Things to do to make sure you’re not left high and dry
The mortgage lender will only lend an interest-only mortgage if you can demonstrate how you’ll repay the original loan. So here are a few boxes to consider ticking to avoid that ticking time bomb of an interest-only mortgage:
You won’t be able to rely on promises of future earnings or winning the lottery, so any cash needs to be from a savings account or ISA. Work out how much you’ll need to save over the mortgage term to match the initial capital amount and remember to add the interest you’ll earn. Don’t forget, interest rates will change and as of right now (early 2018), it looks like the only way is up. Good news for savers. And perhaps most importantly, don’t use these savings for anything else to avoid a nasty surprise.
These are investment products provided by life assurance companies. They work as regular savings plans and pay out a lump sum at the end of a set period. In the past, many interest-only mortgage lenders were misadvised about these and set up policies that didn’t perform as expected. Which meant that they couldn’t cover the loan amount at the end of the mortgage. Usually, they are now guaranteed to pay back a minimum amount provided as long as they are held to the end of the term, so they can be a good choice for regular savers who aren’t keen on sleepless nights.
Stocks and shares ISAs
Perfect if you don’t need access to your money and want to keep your money invested for a few years. That’s you, interest-only mortgage candidate. At the moment, you can pay up to £20,000 into an ISA each tax year and most of the income you make will be tax-free. But, there’s no such thing as a free lunch for us savers so because they are invested in the stock market, the value can go down as well as up. So, if you’re building up your mortgage fund this way, make sure you check on your ISAs regularly.
A pension is another way to save long-term and pay less tax, as you can’t normally get your hands on your pension pot until you are 55. The idea is that the fund you’ve built up will provide you with an income in your twilight years. It’s also a good way to build up a lump sum to pay off your mortgage. Many pensions offer a guaranteed lump sum if you keep up with your agreed payments. Generally, you can access the money in your pension pot from the age of 55.

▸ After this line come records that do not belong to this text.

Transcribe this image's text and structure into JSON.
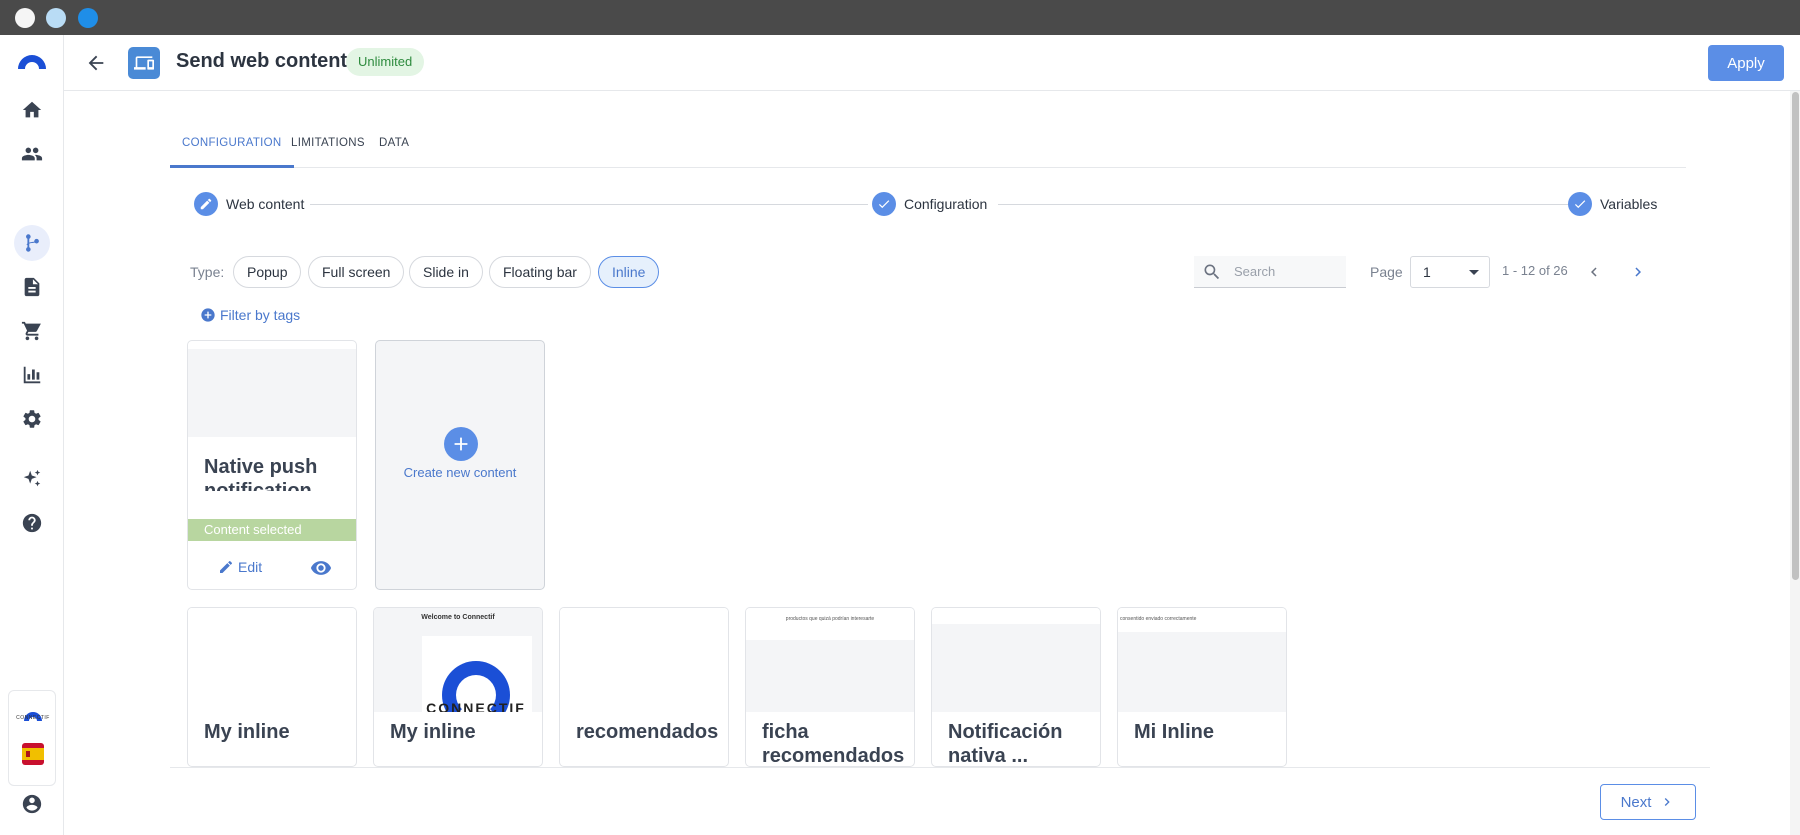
{
  "window": {
    "traffic_colors": [
      "#f5f5f5",
      "#b9dcf5",
      "#1f8ee8"
    ]
  },
  "sidebar": {
    "items": [
      {
        "icon": "home-icon"
      },
      {
        "icon": "people-icon"
      },
      {
        "icon": "workflow-icon",
        "active": true
      },
      {
        "icon": "document-icon"
      },
      {
        "icon": "cart-icon"
      },
      {
        "icon": "bar-chart-icon"
      },
      {
        "icon": "gear-icon"
      },
      {
        "icon": "sparkles-icon"
      },
      {
        "icon": "help-icon"
      }
    ],
    "brand_mini_text": "CONNECTIF",
    "language_flag": "es",
    "account_icon": "account-circle-icon"
  },
  "header": {
    "title": "Send web content",
    "badge": "Unlimited",
    "apply_label": "Apply"
  },
  "tabs": [
    {
      "label": "CONFIGURATION",
      "active": true
    },
    {
      "label": "LIMITATIONS"
    },
    {
      "label": "DATA"
    }
  ],
  "stepper": {
    "steps": [
      {
        "label": "Web content",
        "icon": "pencil-icon"
      },
      {
        "label": "Configuration",
        "icon": "check-icon"
      },
      {
        "label": "Variables",
        "icon": "check-icon"
      }
    ]
  },
  "filters": {
    "type_label": "Type:",
    "types": [
      {
        "label": "Popup"
      },
      {
        "label": "Full screen"
      },
      {
        "label": "Slide in"
      },
      {
        "label": "Floating bar"
      },
      {
        "label": "Inline",
        "active": true
      }
    ],
    "filter_tags_label": "Filter by tags",
    "search_placeholder": "Search",
    "page_label": "Page",
    "page_value": "1",
    "range_text": "1 - 12 of 26"
  },
  "cards": {
    "selected": {
      "title": "Native push notification",
      "status": "Content selected",
      "edit_label": "Edit"
    },
    "create_label": "Create new content",
    "row2": [
      {
        "title": "My inline",
        "preview_text": ""
      },
      {
        "title": "My inline",
        "preview_head": "Welcome to Connectif",
        "preview_word": "CONNECTIF"
      },
      {
        "title": "recomendados"
      },
      {
        "title": "ficha recomendados",
        "preview_text": "productos que quizá podrían interesarte"
      },
      {
        "title": "Notificación nativa ..."
      },
      {
        "title": "Mi Inline",
        "preview_text": "consentido enviado correctamente"
      }
    ]
  },
  "footer": {
    "next_label": "Next"
  },
  "colors": {
    "accent": "#5b8ee6",
    "selected": "#b8d6a0",
    "badge_bg": "#e3f5e4",
    "badge_text": "#2e8b3e"
  }
}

These are investments where your money is locked away in your choice of funds, normally for a fixed term. They generally allow a small amount to be withdrawn each year. They require you to invest a minimum amount at the start (usually a minimum of £5000) which is tied up until the bond matures. These are a good option if you are risk averse, as many will guarantee that you won’t get back less than you originally invested. In this case, you can’t lose but you can expect to pay tax on any income they generate.
Bought and sold on the stock exchange, shares are where the big returns and even bigger risks lie. If you know what you are doing and enjoy a frisson of adrenaline when it comes to your personal finances, shares could be for you. Most financial advisers would recommend not just relying on them to cover your mortgage loan, but including them as part of your overall plan.
Unit trusts are managed share funds that pool resources and are managed by a (hopefully) competent financial pro. They’re a good choice if you want to invest in shares but don’t really feel confident doing it yourself, plus you can usually choose the level of risk you’re comfortable with. You’ll need to make regular contributions and can get the ball rolling with a small initial lump sum. You can normally sell your shares (or units as they are known) at any time.
Thinking of taking out an interest-free mortgage or any other type of mortgage? Visit Smoove Move to get some impartial advice from the moving experts, who can also help you negotiate every other step of your moving journey.